The Hunger Games prequel confirmed
A decade after closing the book on her the Hunger Games saga, author Suzanne Collins is reviving her best-selling young adult franchise with a prequel set 64 years before the original action started.
"With this book, I wanted to explore the state of nature, who we are, and what we perceive is required for our survival," Collins told the Associated Press.
"The reconstruction period 10 years after the war, commonly referred to as the Dark Days - as the country of Panem struggles back to its feet - provides fertile ground for characters to grapple with these questions and thereby define their views of humanity."
The Hunger Games trilogy was set in a post-apocalyptic dystopia in which young people fought each other to the death for the bloodthirsty pleasure of reality TV viewers.

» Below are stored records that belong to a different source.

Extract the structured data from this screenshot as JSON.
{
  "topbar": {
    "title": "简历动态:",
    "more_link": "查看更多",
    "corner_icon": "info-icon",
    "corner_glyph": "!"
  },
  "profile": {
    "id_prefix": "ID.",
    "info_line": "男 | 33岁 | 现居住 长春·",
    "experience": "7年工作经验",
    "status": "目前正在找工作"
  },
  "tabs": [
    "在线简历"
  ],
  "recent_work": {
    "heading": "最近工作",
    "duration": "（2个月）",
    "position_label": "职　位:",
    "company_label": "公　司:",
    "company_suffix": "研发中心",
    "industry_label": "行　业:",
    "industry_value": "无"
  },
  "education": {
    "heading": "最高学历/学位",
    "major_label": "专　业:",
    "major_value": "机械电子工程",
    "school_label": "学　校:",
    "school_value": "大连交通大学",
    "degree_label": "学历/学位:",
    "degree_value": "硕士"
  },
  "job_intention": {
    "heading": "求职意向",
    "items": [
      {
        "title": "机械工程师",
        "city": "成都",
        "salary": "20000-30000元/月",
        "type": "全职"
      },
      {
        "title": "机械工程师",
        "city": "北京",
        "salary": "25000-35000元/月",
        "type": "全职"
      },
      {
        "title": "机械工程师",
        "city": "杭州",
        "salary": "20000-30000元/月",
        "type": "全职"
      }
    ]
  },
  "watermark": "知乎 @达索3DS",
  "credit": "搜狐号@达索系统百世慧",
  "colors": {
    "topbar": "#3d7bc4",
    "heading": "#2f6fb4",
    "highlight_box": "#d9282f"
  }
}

The original books sold more than 65 million copies in the US alone and spawned a multibillion-dollar blockbuster film franchise starring Oscar-winner Jennifer Lawrence as arrow-slinging heroine Katniss Everdeen, as well as Josh Hutcherson and Liam Hemsworth.
Scholastic will release the still-untitled novel - which takes place a lifetime before Katniss was born - on May 19, 2020.
While a movie is yet to be green lit, Lionsgate chairman Joe Drake said the production company was in close communication with Collins during the writing process and all but said there would be a film.
"As the proud home of the Hunger Games movies, we can hardly wait for Suzanne's next book to be published," Mr Drake said in a statement.
"We've been communicating with her during the writing process and we look forward to continuing to work closely with her on the movie."
Scholastic representatives declined to comment on plot details but offered glowing praise for its author, according to the New York Post.
"Suzanne Collins is a master at combining brilliant storytelling, superb world building, breathtaking suspense, and social commentary," Scholastic Trade Publishing President Ellie Berger said in a statement.
"We are absolutely thrilled - as both readers and publishers - to introduce the devoted fans of the series and a new audience to an entirely new perspective on this modern classic."
This article was originally on the New York Post and has been republished with permission